We are working towards UNICEF best practice standards so that we can receive the prestigious Baby Friendly award, which is a nationally recognised mark of quality care.
Implementing the UNICEF standards for ‘infant feeding and relationship building’ is proven to increase the number of women who choose to breastfeed and enables women to feed their baby for longer.
Breastfeeding is the healthiest, most cost-effective way to feed your baby and is also environmentally friendly.
Breastfeeding is a skill that takes time to get the hang of. Lots of mums wonder if their baby's feeding well and getting enough - especially in the first few days. But once you've mastered it, you'll probably find it's the easiest and most satisfying way to feed your baby.
This Start 4 life information leaflet contains further information about breastfeeding your baby.
Any amount of breastfeeding is beneficial, but exclusively breastfeeding your baby for 6 months offers a lot more protection. There are benefits and advantages for you too – breastfeeding helps:
There are many benefits of carrying on breastfeeding after 6 months – your breast milk protects your baby from infections and there’s some evidence it helps them digest solid foods. (Source: www.nhs.uk/start4life/baby/breastfeeding)
Please note: It can be difficult to resume breastfeeding once you have stopped feeding or using a breast pump, (however, it’s sometimes possible). Introducing formula feeds whilst breastfeeding reduces a mother’s breast milk supply.
Some women feel tummy pain when their womb shrinks, especially when they're breastfeeding. This is normal and is the womb contracting to return to size.
For breastfed babies, in the early weeks, they will typically feed at least eight to 12 times in a 24-hour period (if they are fed when they show signs they’re hungry). It’s important to remember that breastfed babies cannot be overfed.
If you feed your baby when they are showing ‘early cues’ this will often lead to a more relaxed and calmer feed.
Do you want to know how to know more about harvesting your colostrum in preparation for your baby's birth?
This can be done from 37 weeks of pregnancy. Infant feeding coordinator Leigh-Anne Hartley talks about harvesting colostrum and provides a demonstration of how to do it in this video:

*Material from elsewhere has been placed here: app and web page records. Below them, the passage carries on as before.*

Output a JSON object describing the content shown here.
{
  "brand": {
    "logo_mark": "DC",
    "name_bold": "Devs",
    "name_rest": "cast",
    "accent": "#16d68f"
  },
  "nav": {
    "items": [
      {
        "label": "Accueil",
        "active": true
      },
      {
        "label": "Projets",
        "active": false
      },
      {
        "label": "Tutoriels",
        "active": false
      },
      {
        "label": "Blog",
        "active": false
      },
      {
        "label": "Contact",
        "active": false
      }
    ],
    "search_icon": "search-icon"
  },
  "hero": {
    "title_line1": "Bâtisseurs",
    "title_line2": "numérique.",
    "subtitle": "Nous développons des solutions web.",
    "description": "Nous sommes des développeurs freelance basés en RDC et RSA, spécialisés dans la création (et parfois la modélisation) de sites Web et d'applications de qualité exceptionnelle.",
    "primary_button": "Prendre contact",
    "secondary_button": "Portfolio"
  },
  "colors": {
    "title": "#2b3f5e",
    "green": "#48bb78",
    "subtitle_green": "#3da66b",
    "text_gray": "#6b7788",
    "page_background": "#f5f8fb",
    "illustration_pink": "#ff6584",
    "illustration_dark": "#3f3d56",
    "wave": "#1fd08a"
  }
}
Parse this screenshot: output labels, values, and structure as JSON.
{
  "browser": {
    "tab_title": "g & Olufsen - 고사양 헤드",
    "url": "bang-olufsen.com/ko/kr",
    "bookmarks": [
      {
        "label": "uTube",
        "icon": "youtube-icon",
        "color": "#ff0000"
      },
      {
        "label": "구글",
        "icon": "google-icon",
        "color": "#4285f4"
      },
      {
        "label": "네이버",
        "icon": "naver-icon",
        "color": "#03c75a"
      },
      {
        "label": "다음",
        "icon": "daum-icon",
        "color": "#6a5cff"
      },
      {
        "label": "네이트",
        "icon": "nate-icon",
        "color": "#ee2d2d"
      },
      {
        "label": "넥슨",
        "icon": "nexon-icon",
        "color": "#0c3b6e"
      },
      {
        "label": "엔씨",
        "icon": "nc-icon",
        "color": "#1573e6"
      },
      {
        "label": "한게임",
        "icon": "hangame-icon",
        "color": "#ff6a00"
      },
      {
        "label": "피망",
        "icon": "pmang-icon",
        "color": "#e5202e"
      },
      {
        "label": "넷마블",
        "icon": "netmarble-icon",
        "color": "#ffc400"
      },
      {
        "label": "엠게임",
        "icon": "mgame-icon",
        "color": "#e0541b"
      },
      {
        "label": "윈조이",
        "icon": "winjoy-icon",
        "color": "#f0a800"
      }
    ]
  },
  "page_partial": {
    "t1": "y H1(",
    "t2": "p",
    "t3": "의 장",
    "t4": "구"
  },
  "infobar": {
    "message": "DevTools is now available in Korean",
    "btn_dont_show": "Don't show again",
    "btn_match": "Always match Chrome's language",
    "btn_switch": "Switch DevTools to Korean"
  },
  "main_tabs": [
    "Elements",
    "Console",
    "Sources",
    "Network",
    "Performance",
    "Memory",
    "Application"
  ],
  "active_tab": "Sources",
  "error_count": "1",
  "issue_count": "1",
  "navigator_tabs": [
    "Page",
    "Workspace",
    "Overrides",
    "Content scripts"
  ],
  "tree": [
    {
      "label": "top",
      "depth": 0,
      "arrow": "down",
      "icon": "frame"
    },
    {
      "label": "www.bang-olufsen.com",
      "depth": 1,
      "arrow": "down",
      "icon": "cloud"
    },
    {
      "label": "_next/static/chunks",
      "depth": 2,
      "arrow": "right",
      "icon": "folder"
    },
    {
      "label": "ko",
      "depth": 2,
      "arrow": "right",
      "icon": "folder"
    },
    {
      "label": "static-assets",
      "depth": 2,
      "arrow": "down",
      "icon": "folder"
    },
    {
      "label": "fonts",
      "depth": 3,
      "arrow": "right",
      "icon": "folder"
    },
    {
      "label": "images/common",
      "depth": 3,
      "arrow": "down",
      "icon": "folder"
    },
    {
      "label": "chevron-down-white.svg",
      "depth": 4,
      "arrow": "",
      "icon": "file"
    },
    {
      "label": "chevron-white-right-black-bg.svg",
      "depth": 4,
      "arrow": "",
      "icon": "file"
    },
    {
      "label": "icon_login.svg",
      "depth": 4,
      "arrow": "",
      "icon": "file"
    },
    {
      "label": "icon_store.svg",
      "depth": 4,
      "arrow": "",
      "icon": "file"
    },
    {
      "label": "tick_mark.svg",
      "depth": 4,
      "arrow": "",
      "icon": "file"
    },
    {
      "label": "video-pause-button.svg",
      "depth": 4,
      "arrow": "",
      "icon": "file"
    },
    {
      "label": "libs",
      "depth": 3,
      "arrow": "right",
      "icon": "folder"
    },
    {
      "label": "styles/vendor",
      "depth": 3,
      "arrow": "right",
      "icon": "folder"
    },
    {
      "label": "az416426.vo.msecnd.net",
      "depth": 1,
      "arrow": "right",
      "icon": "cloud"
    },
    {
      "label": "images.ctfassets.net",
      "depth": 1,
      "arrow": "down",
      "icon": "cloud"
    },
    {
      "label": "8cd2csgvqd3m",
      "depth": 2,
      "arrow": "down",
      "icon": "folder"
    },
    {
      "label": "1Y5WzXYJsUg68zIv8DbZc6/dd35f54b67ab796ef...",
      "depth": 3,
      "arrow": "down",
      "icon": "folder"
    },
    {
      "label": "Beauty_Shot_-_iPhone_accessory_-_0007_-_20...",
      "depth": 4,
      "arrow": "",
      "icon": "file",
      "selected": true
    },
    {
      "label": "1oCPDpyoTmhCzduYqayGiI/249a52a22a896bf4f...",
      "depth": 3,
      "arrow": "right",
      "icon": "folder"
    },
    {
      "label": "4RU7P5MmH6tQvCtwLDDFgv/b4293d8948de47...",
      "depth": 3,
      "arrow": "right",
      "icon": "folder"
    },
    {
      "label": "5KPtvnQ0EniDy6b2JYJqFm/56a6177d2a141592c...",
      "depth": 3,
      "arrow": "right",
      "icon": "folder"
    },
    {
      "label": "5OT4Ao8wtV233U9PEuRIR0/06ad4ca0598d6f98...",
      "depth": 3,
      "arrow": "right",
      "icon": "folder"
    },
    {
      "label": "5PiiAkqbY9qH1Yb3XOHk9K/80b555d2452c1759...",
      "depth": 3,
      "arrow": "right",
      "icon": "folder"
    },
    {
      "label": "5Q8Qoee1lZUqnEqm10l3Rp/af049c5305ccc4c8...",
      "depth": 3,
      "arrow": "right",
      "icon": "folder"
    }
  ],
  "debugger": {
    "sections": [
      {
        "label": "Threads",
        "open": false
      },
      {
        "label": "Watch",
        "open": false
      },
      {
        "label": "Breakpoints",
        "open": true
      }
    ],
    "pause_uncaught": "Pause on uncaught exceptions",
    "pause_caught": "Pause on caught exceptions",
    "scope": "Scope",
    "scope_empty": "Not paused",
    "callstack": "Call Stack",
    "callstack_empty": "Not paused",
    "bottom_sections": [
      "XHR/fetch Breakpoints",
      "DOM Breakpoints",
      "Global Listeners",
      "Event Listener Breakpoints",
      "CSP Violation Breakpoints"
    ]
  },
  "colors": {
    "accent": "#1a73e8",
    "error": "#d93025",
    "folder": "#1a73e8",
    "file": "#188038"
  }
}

It's important to note that some people are encouraged to do this whilst others are discouraged due to contraindications.
The below people are encouraged to use antenatal expression to harvest their colostrum:
People who have any of the below are advised against antenatal expression to harvest their colostrum as this is contraindicated in the following circumstances:
For any questions relating to antenatal expression and harvesting colostrum please contact our infant feeding team.
That approximately 8 out of 10 women stop breastfeeding before they want to.
In this video produced by Breastfeeding Together, they look at the composition of breast milk, what's in there and why and also how it compares to infant formula milk.
If you choose to breastfeed it shouldn’t be painful throughout the entire feed.
Talk to your midwife about attaching your baby to the breast if you feel it isn’t right. Your baby will come off the breast themselves and be settled if they have had enough milk. Seek out support if you feel something isn’t ok, trust your instincts.
Did you know?
Our amazing charity partners FAB (families and babies Wakefield) join our maternity team at Pinderfields Hospital and provide support new parents with breastfeeding.
If you don’t get chance to meet one of the FAB team’s Peer Supporters, please ask one of our midwives and they can put you in touch. They offer telephone, one-to-one support and home visits if required. They also run weekly breastfeeding support groups.
Visit FAB in Wakefield
31 All Saints Walk, The Ridings Centre, Wakefield, WF1 1US
9.30am – 3.30pm Monday to Friday
12.30pm – 3pm on Saturdays
10.00am – 3pm on Sundays
Ankyloglossia, also known as tongue tie, is a condition which affects around 10% of babies and is more common in boys than girls. Most of us have a lingual frenulum (a membrane situated on the underside of the tongue) so the presence of a visible or palpable lingual frenulum is normal anatomy.
Many tongue ties do not cause problems and do not require treatment, with some resolving spontaneously over time. In some instances feeding support to improve attachment is all that is needed.
However, in some babies this lingual frenulum may be short, tight and attached close to the tip of the tongue and/or on the gum and cause restrictions in tongue movement and function. A division of the lingual frenulum may be recommended if the tongue tie is causing problems with feeding. The medical name for this procedure is a frenulotomy, and referrals can be made to the midwife run clinic at Dewsbury and District Hospital.
Use the 'Breastfeeding Friend' for fast, friendly, trusted NHS advice anytime, day or night. You can sign in to Facebook, use Amazon Alexa or Google Home to access the Start4Life 'Breastfeeding Friend' chatbot